Items from an interface collection
# # # # # # #

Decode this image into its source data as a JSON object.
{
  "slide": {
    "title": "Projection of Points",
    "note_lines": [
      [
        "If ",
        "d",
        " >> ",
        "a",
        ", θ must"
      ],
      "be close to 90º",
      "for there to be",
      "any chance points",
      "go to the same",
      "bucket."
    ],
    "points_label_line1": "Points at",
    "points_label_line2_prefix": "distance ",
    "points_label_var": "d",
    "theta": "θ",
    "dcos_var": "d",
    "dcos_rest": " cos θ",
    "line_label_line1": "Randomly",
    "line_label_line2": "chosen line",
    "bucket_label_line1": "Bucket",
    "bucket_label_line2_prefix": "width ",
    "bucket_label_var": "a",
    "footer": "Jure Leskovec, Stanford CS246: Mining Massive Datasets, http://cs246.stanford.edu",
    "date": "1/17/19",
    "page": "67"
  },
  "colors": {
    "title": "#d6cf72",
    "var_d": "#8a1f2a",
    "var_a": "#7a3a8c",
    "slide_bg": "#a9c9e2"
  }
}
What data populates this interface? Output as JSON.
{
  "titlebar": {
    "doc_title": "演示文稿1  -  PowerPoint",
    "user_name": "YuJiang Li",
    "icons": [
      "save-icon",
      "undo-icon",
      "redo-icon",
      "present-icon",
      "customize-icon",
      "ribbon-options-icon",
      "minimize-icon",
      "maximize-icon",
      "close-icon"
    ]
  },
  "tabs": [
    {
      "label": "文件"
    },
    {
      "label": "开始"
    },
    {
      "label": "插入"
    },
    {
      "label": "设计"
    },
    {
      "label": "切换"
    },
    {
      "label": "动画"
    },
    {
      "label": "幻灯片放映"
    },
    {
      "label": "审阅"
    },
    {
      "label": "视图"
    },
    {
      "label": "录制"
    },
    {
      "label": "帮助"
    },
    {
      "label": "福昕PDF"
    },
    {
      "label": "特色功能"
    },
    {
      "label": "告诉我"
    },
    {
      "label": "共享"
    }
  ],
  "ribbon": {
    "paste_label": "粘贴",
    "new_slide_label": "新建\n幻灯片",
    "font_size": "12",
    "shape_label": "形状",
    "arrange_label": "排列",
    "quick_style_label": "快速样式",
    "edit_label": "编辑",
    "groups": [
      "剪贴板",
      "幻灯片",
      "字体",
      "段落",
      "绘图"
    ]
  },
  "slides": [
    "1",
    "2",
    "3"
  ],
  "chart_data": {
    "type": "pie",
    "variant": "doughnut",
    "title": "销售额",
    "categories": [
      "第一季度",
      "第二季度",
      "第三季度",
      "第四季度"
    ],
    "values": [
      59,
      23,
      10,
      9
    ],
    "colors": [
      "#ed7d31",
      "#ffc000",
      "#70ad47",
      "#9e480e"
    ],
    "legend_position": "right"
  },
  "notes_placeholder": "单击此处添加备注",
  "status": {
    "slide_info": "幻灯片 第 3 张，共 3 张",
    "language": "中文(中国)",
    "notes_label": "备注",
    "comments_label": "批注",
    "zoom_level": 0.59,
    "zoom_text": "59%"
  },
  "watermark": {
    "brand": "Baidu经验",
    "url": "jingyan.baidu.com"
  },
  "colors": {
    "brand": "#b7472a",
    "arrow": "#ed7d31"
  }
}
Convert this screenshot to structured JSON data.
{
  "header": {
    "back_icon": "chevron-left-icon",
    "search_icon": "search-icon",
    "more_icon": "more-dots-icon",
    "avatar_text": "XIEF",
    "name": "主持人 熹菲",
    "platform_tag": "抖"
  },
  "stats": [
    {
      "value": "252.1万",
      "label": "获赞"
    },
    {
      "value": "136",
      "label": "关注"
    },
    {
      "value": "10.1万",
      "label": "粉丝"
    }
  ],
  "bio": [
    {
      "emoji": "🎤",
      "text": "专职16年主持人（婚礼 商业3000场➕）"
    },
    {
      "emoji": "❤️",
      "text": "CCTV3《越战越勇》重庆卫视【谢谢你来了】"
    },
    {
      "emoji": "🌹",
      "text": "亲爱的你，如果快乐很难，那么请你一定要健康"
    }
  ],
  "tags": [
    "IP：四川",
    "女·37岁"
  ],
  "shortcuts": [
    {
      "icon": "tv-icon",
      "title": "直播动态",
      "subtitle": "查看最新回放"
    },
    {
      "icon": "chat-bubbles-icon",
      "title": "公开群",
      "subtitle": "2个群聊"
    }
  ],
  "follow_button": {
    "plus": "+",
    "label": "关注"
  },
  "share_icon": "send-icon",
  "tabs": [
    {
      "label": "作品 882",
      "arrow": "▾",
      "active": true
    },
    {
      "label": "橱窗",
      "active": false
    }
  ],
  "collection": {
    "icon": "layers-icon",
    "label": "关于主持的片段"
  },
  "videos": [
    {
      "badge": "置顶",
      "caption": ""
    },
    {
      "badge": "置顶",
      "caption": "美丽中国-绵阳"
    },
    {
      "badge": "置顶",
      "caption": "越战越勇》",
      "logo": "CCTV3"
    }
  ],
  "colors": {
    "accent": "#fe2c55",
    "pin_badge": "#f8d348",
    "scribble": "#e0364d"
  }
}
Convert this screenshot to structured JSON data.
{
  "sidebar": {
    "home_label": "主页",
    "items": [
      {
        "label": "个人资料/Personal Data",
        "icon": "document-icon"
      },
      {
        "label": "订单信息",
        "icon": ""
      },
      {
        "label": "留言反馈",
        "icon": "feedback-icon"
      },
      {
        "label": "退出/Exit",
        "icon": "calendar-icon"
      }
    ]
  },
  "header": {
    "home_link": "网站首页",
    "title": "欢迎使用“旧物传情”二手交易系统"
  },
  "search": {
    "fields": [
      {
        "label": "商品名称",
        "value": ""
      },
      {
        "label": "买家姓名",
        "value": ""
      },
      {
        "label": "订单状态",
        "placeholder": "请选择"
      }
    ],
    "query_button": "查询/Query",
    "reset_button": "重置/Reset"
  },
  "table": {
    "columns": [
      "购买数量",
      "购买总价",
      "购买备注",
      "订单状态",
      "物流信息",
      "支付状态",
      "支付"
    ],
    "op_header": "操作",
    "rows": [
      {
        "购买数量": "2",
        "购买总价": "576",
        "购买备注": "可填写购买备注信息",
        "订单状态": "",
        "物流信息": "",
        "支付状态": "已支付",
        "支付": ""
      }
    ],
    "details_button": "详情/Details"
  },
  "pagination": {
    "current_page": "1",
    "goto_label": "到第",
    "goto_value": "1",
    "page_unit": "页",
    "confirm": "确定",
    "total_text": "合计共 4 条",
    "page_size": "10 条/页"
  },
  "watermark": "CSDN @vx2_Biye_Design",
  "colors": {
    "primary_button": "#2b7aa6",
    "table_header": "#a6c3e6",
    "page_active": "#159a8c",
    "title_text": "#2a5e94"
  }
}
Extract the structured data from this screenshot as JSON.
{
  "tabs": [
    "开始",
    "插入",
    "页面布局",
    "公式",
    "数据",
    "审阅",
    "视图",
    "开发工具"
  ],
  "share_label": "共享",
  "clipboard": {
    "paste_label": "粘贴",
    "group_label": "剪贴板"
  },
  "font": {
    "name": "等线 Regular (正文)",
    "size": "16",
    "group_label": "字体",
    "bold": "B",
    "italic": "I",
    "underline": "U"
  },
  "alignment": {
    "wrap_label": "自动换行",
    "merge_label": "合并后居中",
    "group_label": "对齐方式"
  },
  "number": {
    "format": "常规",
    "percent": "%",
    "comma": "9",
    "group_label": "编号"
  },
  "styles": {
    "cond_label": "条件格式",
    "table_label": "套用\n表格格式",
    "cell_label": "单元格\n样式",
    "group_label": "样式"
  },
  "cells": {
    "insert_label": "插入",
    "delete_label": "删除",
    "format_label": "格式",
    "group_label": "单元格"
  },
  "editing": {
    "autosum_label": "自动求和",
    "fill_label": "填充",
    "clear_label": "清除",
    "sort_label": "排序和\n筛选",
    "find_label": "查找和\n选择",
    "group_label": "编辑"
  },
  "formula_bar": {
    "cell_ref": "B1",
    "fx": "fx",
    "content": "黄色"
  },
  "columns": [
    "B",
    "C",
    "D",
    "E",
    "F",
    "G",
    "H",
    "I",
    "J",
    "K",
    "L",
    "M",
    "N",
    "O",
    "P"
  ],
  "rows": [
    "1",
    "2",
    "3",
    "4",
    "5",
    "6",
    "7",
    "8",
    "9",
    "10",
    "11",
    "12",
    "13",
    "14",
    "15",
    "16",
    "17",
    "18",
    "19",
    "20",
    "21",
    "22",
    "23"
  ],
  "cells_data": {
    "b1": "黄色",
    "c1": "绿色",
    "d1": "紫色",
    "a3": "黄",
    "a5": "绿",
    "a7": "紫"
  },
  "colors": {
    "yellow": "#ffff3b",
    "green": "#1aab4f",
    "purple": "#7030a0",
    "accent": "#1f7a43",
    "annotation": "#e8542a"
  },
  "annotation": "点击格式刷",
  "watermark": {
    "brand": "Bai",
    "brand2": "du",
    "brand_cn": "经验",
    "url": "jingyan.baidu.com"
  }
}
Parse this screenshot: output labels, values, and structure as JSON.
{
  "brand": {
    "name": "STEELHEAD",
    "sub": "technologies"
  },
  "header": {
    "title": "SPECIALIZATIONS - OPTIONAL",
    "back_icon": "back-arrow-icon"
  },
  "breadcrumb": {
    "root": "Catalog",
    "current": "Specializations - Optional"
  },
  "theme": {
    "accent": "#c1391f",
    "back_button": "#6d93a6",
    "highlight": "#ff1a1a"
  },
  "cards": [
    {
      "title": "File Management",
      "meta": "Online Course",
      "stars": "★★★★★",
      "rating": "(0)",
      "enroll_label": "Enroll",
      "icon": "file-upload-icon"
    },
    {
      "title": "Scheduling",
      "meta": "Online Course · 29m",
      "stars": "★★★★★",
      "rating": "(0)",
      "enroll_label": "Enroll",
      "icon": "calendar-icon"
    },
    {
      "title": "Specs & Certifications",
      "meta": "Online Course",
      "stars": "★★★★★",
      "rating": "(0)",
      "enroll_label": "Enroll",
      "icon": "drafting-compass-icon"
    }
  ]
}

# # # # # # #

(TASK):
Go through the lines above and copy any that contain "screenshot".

(EXERCISE RESPONSE):
Convert this screenshot to structured JSON data.
Convert this screenshot to structured JSON data.
Extract the structured data from this screenshot as JSON.
Parse this screenshot: output labels, values, and structure as JSON.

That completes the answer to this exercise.